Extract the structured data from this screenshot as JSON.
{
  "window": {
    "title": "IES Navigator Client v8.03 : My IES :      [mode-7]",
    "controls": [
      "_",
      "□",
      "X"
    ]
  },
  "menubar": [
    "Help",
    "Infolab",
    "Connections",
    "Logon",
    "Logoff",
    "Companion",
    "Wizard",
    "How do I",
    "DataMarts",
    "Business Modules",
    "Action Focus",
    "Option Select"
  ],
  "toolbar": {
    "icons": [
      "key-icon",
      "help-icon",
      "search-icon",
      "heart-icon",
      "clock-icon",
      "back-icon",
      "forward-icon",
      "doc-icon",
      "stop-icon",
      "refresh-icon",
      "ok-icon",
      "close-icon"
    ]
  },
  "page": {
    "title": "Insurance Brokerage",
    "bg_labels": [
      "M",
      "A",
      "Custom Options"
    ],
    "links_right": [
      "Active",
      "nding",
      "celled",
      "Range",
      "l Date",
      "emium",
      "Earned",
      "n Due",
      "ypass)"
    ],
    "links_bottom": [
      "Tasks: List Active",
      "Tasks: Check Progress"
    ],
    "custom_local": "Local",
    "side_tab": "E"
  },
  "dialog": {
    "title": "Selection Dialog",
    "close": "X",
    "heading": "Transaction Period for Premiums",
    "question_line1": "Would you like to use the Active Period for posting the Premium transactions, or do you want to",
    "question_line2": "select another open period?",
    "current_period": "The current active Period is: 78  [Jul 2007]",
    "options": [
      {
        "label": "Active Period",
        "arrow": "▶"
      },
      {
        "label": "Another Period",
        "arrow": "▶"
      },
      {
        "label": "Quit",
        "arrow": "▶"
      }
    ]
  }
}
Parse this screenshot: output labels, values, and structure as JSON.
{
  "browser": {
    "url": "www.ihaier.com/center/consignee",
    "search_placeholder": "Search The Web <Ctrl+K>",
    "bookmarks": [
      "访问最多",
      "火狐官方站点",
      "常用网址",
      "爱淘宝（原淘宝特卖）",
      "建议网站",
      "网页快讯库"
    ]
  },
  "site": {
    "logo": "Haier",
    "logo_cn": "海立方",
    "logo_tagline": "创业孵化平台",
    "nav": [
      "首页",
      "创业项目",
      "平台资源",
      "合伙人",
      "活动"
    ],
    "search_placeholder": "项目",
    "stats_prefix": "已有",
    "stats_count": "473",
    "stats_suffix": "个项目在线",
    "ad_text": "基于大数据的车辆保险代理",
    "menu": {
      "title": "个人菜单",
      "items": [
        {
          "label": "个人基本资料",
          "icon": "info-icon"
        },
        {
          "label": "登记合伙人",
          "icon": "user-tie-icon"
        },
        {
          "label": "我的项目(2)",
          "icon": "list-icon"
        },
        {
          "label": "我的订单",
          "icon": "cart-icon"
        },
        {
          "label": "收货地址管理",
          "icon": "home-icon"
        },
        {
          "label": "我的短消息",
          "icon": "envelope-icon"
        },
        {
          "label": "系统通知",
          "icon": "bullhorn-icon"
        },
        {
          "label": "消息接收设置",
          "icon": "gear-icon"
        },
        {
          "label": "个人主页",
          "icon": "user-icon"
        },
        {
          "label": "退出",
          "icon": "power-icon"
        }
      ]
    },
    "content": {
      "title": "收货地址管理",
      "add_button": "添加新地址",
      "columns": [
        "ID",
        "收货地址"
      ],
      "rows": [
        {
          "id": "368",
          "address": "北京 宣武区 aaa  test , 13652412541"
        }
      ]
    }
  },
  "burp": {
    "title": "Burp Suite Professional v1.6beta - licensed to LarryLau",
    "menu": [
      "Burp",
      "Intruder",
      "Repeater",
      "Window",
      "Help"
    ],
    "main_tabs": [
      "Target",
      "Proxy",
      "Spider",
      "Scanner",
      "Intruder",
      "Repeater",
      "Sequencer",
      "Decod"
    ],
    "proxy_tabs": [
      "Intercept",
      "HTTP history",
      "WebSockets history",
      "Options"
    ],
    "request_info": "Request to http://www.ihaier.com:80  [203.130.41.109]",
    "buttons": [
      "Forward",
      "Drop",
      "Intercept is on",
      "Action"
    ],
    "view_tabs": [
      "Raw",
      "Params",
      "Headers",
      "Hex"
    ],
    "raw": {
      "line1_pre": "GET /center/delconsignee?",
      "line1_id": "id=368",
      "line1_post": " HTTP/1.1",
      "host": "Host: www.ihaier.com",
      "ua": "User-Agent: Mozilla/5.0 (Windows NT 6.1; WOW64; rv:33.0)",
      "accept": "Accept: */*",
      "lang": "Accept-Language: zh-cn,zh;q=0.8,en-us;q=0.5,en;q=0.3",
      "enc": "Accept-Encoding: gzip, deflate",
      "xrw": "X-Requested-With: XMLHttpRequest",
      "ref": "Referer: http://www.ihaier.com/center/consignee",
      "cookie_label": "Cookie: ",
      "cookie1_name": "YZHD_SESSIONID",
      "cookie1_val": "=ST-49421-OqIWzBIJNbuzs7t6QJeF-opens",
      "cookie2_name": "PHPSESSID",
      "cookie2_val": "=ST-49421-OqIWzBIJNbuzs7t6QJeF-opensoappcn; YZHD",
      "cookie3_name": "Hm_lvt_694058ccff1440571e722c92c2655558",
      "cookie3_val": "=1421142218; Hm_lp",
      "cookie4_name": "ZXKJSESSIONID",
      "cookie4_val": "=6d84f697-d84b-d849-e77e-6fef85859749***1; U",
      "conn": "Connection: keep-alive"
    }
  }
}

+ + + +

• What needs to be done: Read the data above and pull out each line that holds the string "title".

• Your response:
    "title": "IES Navigator Client v8.03 : My IES :      [mode-7]",
    "title": "Insurance Brokerage",
    "title": "Selection Dialog",
      "title": "个人菜单",
      "title": "收货地址管理",
    "title": "Burp Suite Professional v1.6beta - licensed to LarryLau",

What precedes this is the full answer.